Web page and app entries
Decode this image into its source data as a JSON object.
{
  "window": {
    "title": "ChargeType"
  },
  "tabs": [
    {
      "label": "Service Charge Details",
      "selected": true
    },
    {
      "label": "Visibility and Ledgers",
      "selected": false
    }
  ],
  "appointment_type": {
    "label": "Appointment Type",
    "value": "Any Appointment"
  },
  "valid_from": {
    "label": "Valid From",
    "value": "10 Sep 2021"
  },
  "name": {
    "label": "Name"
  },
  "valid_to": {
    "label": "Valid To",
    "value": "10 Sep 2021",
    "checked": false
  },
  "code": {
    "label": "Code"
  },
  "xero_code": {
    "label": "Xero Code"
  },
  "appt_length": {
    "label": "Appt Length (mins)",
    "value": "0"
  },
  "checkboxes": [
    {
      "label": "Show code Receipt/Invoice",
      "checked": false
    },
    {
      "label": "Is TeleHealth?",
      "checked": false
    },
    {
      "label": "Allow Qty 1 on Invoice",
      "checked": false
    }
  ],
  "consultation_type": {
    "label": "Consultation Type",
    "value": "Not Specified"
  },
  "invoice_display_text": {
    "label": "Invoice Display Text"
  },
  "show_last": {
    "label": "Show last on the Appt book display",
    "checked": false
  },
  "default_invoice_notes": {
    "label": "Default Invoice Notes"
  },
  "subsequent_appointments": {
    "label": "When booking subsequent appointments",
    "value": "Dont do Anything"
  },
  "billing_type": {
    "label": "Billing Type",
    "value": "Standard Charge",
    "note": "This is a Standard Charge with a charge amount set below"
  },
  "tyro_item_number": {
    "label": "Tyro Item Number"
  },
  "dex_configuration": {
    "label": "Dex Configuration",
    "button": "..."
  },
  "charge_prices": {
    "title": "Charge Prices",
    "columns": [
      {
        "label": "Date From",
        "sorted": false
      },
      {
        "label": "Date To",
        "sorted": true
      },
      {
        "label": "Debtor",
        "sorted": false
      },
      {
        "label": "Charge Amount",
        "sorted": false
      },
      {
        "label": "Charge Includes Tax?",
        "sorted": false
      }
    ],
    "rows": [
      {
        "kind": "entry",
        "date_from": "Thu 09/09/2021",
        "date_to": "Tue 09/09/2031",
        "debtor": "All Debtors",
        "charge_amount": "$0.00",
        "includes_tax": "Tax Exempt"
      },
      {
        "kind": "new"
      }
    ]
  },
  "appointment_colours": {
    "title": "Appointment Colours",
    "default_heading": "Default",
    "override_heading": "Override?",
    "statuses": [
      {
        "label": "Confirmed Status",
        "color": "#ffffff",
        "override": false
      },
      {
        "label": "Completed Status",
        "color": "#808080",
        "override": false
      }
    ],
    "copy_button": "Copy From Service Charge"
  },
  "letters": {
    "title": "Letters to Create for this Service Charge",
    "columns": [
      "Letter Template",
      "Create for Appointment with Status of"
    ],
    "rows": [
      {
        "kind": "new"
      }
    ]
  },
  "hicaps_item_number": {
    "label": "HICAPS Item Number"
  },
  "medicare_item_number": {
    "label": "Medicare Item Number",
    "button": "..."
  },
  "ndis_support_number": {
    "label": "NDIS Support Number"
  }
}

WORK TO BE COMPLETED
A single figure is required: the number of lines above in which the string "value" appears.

EXERCISE SOLUTION
7